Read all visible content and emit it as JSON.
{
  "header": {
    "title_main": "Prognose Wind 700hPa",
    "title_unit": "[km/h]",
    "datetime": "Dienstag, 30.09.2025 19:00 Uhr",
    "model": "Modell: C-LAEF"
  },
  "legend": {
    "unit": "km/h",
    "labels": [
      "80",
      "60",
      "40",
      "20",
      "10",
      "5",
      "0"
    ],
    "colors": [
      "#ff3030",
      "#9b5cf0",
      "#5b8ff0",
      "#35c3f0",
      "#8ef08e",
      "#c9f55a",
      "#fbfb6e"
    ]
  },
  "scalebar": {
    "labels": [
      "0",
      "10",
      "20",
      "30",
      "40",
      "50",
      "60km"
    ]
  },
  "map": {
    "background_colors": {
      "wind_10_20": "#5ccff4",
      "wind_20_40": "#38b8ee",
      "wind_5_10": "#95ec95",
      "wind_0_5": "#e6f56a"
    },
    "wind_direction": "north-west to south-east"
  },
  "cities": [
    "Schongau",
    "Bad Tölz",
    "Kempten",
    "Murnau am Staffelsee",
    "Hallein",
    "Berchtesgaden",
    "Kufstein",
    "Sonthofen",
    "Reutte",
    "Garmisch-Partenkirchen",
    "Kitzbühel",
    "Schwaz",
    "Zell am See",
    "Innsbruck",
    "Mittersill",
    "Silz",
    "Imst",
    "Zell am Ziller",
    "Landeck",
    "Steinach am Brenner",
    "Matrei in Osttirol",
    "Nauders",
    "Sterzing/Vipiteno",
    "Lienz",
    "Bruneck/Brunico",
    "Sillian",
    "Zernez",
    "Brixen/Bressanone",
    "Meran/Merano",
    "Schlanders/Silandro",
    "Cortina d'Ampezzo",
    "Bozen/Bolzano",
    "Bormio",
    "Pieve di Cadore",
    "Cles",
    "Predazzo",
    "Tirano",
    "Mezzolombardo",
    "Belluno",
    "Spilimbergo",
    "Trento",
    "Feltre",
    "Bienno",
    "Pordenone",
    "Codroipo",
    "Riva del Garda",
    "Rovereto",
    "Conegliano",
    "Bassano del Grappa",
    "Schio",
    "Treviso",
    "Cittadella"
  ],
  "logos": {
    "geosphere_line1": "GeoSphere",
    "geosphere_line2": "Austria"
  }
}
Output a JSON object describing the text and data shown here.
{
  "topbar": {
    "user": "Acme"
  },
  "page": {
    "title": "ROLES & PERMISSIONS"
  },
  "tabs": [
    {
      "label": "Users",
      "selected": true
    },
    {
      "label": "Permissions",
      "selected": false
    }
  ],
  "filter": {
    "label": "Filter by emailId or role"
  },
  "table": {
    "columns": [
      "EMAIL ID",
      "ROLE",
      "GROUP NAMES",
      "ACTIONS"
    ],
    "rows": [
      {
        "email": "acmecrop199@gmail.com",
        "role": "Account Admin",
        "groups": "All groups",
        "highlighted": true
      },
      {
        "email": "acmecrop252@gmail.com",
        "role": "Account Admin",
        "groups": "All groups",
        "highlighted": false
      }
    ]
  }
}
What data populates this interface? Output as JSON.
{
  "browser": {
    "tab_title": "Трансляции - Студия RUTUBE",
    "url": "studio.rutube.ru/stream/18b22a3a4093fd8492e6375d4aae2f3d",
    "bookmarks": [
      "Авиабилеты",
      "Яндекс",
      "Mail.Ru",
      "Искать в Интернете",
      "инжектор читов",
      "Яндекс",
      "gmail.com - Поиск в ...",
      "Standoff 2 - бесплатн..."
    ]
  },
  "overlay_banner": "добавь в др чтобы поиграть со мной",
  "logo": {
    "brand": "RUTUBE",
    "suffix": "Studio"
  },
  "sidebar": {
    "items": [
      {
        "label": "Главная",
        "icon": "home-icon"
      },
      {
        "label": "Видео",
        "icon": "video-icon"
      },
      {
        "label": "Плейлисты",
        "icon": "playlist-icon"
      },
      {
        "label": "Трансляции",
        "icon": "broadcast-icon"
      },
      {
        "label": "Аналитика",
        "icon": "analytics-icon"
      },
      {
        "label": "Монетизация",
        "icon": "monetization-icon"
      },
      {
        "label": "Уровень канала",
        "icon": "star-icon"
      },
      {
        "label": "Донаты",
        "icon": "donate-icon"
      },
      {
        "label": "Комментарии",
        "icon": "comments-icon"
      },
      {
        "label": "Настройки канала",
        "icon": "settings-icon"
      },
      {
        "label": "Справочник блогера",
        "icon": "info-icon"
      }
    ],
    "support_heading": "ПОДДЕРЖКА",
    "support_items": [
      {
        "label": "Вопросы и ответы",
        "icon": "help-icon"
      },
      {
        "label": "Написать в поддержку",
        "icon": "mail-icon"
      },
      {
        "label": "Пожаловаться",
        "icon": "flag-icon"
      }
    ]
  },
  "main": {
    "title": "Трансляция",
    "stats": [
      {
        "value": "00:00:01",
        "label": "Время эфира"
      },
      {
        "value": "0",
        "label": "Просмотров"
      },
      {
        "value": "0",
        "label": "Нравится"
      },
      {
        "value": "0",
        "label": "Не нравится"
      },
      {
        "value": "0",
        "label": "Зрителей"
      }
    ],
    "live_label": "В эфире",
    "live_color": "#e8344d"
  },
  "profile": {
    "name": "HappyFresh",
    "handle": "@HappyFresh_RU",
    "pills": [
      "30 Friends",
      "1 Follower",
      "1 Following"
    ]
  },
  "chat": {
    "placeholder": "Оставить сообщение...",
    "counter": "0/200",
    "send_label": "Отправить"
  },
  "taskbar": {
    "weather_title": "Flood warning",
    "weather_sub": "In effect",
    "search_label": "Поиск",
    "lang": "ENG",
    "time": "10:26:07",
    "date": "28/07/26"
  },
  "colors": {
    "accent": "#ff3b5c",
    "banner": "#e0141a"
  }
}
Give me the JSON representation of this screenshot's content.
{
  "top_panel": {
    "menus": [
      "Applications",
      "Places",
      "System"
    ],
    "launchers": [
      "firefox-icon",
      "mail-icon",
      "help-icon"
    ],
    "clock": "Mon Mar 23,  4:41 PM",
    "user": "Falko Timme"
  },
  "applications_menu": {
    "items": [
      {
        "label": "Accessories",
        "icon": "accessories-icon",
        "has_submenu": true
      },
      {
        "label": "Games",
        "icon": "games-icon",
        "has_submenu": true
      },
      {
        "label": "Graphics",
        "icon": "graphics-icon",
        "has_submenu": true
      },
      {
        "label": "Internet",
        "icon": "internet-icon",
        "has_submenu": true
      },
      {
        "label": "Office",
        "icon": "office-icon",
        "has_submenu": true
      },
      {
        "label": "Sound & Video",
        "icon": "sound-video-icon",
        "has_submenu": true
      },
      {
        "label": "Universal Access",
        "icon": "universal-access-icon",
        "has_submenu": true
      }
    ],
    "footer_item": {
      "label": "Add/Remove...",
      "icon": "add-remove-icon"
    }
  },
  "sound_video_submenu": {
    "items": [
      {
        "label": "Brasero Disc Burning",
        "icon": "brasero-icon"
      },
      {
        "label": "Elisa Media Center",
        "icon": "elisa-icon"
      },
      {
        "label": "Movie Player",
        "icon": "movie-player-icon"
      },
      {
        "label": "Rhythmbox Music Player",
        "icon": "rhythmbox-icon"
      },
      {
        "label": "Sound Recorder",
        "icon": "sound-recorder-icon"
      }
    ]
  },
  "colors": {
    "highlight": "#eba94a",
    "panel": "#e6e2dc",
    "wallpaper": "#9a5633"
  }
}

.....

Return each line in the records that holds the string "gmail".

        "email": "acmecrop199@gmail.com",
        "email": "acmecrop252@gmail.com",
      "gmail.com - Поиск в ...",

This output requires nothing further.